### Exercise goal
Output every line below exactly, please, omitting pictures.

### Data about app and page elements
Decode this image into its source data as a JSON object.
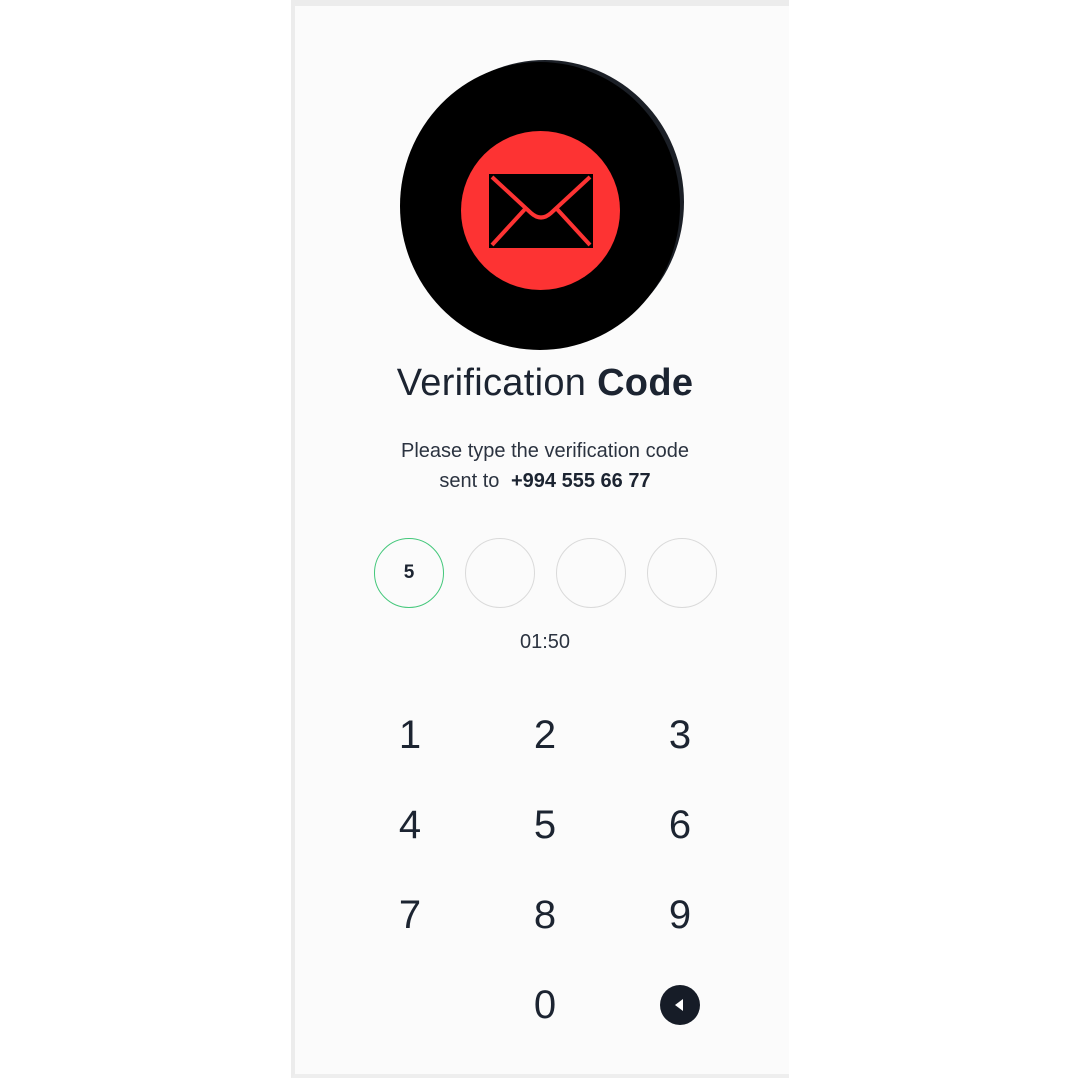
{
  "header": {
    "title_regular": "Verification",
    "title_bold": "Code",
    "instruction_line1": "Please type the verification code",
    "instruction_line2": "sent to",
    "phone_number": "+994 555 66 77"
  },
  "icons": {
    "avatar": "envelope-icon",
    "backspace": "backspace-icon"
  },
  "colors": {
    "avatar_bg": "#000000",
    "avatar_accent": "#fd3333",
    "active_digit_border": "#43c77a",
    "text": "#1c2431"
  },
  "code": {
    "digits": [
      "5",
      "",
      "",
      ""
    ],
    "active_index": 0
  },
  "timer": "01:50",
  "keypad": {
    "keys": [
      "1",
      "2",
      "3",
      "4",
      "5",
      "6",
      "7",
      "8",
      "9",
      "0"
    ]
  }
}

### Exercise result
Decode this image into its source data as a JSON object.
{
  "header": {
    "title_regular": "Verification",
    "title_bold": "Code",
    "instruction_line1": "Please type the verification code",
    "instruction_line2": "sent to",
    "phone_number": "+994 555 66 77"
  },
  "icons": {
    "avatar": "envelope-icon",
    "backspace": "backspace-icon"
  },
  "colors": {
    "avatar_bg": "#000000",
    "avatar_accent": "#fd3333",
    "active_digit_border": "#43c77a",
    "text": "#1c2431"
  },
  "code": {
    "digits": [
      "5",
      "",
      "",
      ""
    ],
    "active_index": 0
  },
  "timer": "01:50",
  "keypad": {
    "keys": [
      "1",
      "2",
      "3",
      "4",
      "5",
      "6",
      "7",
      "8",
      "9",
      "0"
    ]
  }
}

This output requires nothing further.